On Friday, a panel of judges from the Fifth Circuit will consider whether the State of Texas should be allowed to immediately enforce the provision of HB 2 requiring abortion facilities in the state to meet the building requirements of ambulatory surgical centers.
There is a human cost of delay, less dramatic than deportations but no less destructive to immigrant communities: lack of access to affordable health care, both for unauthorized immigrants and for some who are in this country legally.
It’s wildly inappropriate to ask anyone but Wendy Davis herself how she feels about making two private medical decisions with the counsel of her doctors and family.
Amy Hagstom Miller, founder and CEO of Whole Woman’s Health, joins Melissa Harris-Perry to discuss the reopening of the McAllen location of her group of reproductive health-care providers and how the clinic is still at risk of being shut down again. [via MSNBC]
The “swarm” of police at a Dallas high school over a miscarriage in the bathroom shows exactly where anti-choice hysteria leads us: to treating every failed pregnancy like it’s cause for suspicion.

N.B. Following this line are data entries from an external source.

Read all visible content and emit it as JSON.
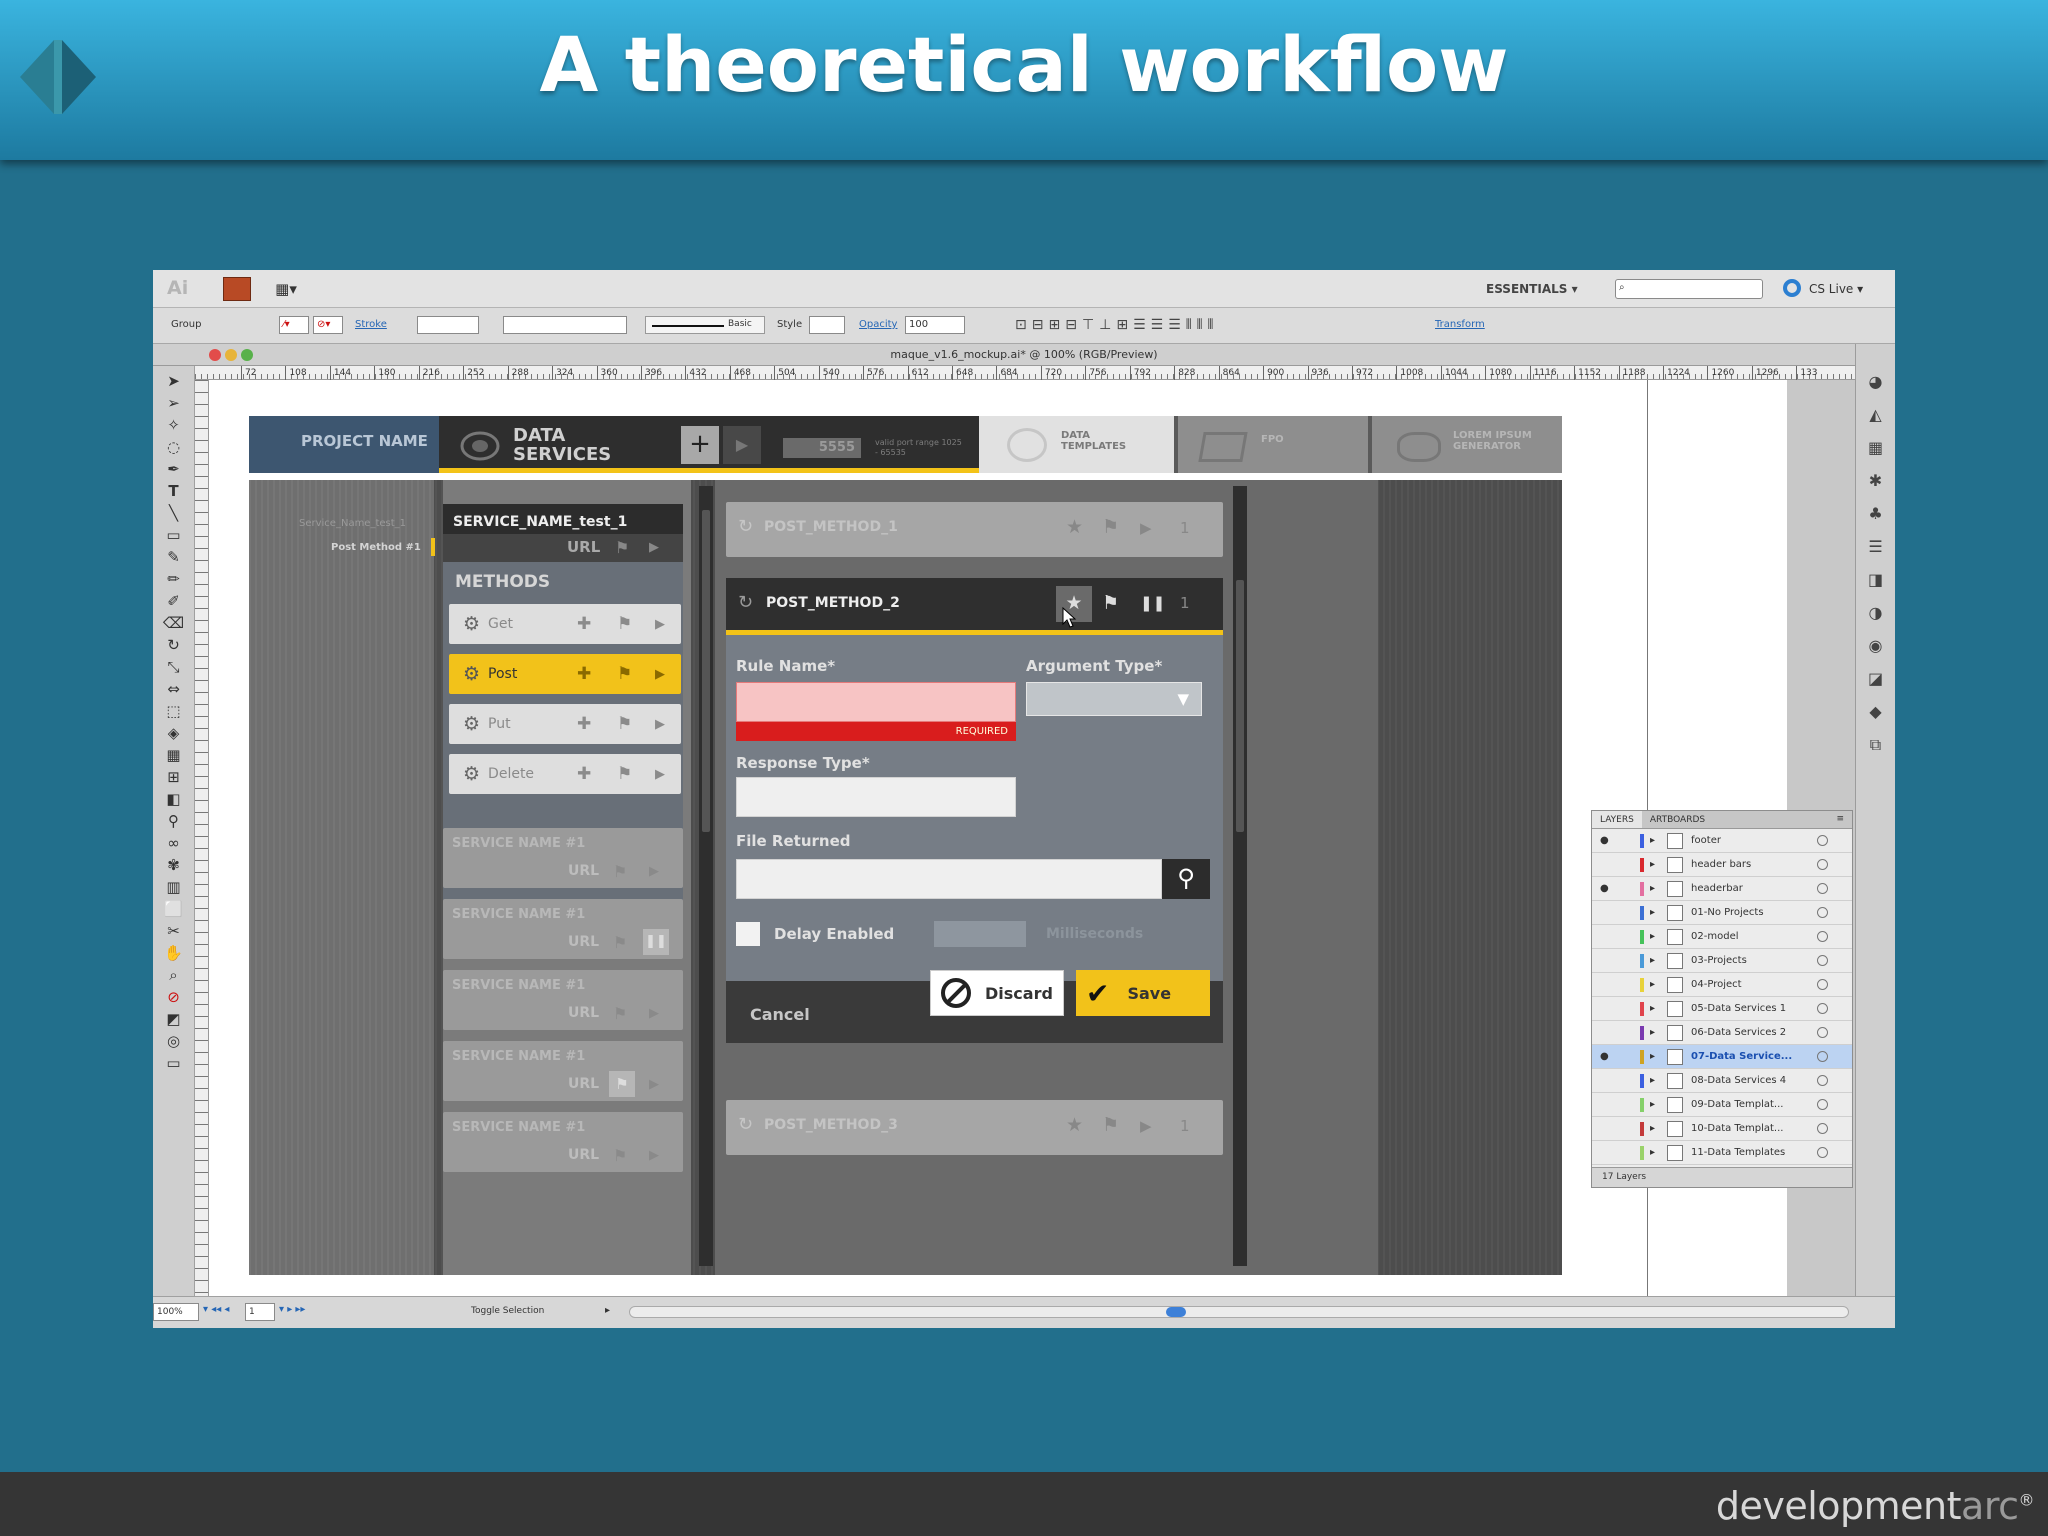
{
  "slide": {
    "title": "A theoretical workflow",
    "footer_brand_bold": "development",
    "footer_brand_thin": "arc",
    "footer_brand_mark": "®"
  },
  "app": {
    "logo_text": "Ai",
    "workspace": "ESSENTIALS",
    "cs_live": "CS Live",
    "control_bar": {
      "selection": "Group",
      "stroke_label": "Stroke",
      "stroke_style": "Basic",
      "style_label": "Style",
      "opacity_label": "Opacity",
      "opacity_value": "100",
      "transform_link": "Transform"
    },
    "document_title": "maque_v1.6_mockup.ai* @ 100% (RGB/Preview)",
    "ruler_ticks": [
      "72",
      "108",
      "144",
      "180",
      "216",
      "252",
      "288",
      "324",
      "360",
      "396",
      "432",
      "468",
      "504",
      "540",
      "576",
      "612",
      "648",
      "684",
      "720",
      "756",
      "792",
      "828",
      "864",
      "900",
      "936",
      "972",
      "1008",
      "1044",
      "1080",
      "1116",
      "1152",
      "1188",
      "1224",
      "1260",
      "1296",
      "133"
    ],
    "status": {
      "zoom": "100%",
      "artboard": "1",
      "toggle_label": "Toggle Selection"
    },
    "layers_panel": {
      "tabs": [
        "LAYERS",
        "ARTBOARDS"
      ],
      "layers": [
        {
          "name": "footer",
          "color": "#3b5fe0"
        },
        {
          "name": "header bars",
          "color": "#d9292e"
        },
        {
          "name": "headerbar",
          "color": "#e36fa0"
        },
        {
          "name": "01-No Projects",
          "color": "#3b6fd4"
        },
        {
          "name": "02-model",
          "color": "#45c25a"
        },
        {
          "name": "03-Projects",
          "color": "#4a9ad8"
        },
        {
          "name": "04-Project",
          "color": "#e8d23a"
        },
        {
          "name": "05-Data Services 1",
          "color": "#e0444c"
        },
        {
          "name": "06-Data Services 2",
          "color": "#7a3ab0"
        },
        {
          "name": "07-Data Service...",
          "color": "#cfa322"
        },
        {
          "name": "08-Data Services 4",
          "color": "#3b5fe0"
        },
        {
          "name": "09-Data Templat...",
          "color": "#85d06a"
        },
        {
          "name": "10-Data Templat...",
          "color": "#c33a3a"
        },
        {
          "name": "11-Data Templates",
          "color": "#9ad26a"
        }
      ],
      "footer_count": "17 Layers"
    }
  },
  "mockup": {
    "project_name": "PROJECT NAME",
    "data_services_line1": "DATA",
    "data_services_line2": "SERVICES",
    "port_value": "5555",
    "port_hint": "valid port range 1025 - 65535",
    "tabs": [
      {
        "line1": "DATA",
        "line2": "TEMPLATES"
      },
      {
        "line1": "FPO",
        "line2": ""
      },
      {
        "line1": "LOREM IPSUM",
        "line2": "GENERATOR"
      }
    ],
    "breadcrumb_service": "Service_Name_test_1",
    "breadcrumb_method": "Post Method #1",
    "active_service": "SERVICE_NAME_test_1",
    "url_label": "URL",
    "methods_heading": "METHODS",
    "methods": [
      "Get",
      "Post",
      "Put",
      "Delete"
    ],
    "services": [
      "SERVICE NAME #1",
      "SERVICE NAME #1",
      "SERVICE NAME #1",
      "SERVICE NAME #1",
      "SERVICE NAME #1"
    ],
    "post_methods": {
      "first": "POST_METHOD_1",
      "active": "POST_METHOD_2",
      "last": "POST_METHOD_3",
      "count": "1"
    },
    "form": {
      "rule_name_label": "Rule Name*",
      "required_label": "REQUIRED",
      "argument_type_label": "Argument Type*",
      "response_type_label": "Response Type*",
      "file_returned_label": "File Returned",
      "delay_label": "Delay Enabled",
      "milliseconds_placeholder": "Milliseconds",
      "cancel": "Cancel",
      "discard": "Discard",
      "save": "Save"
    }
  }
}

At the end of a blisteringly hot early September day, more than 400 students gathered Thursday in the lobby of Rudder Tower on the campus of Texas A&M University. They took refuge from the summer heat waiting to hear a speech from a political candidate who will need their support if she expects to give a victory speech in November.
The real crime scene in this scenario isn’t a high school bathroom stall; it’s Texas’ rigid and discriminatory reproductive health-care system.
As a lawsuit challenging Texas’ highly restrictive abortion access law winds its way through the federal court system, one Texas abortion provider announced Wednesday that she would expand services into neighboring New Mexico.
Dallas police “swarmed” a local high school on Friday in response to reports that a human fetus was found in a bathroom after a woman miscarried.
A federal appeals court ruled Tuesday that Texas’ highly restrictive omnibus anti-abortion law—which would have closed all but eight legal abortion facilities in the state—must remain blocked, for now.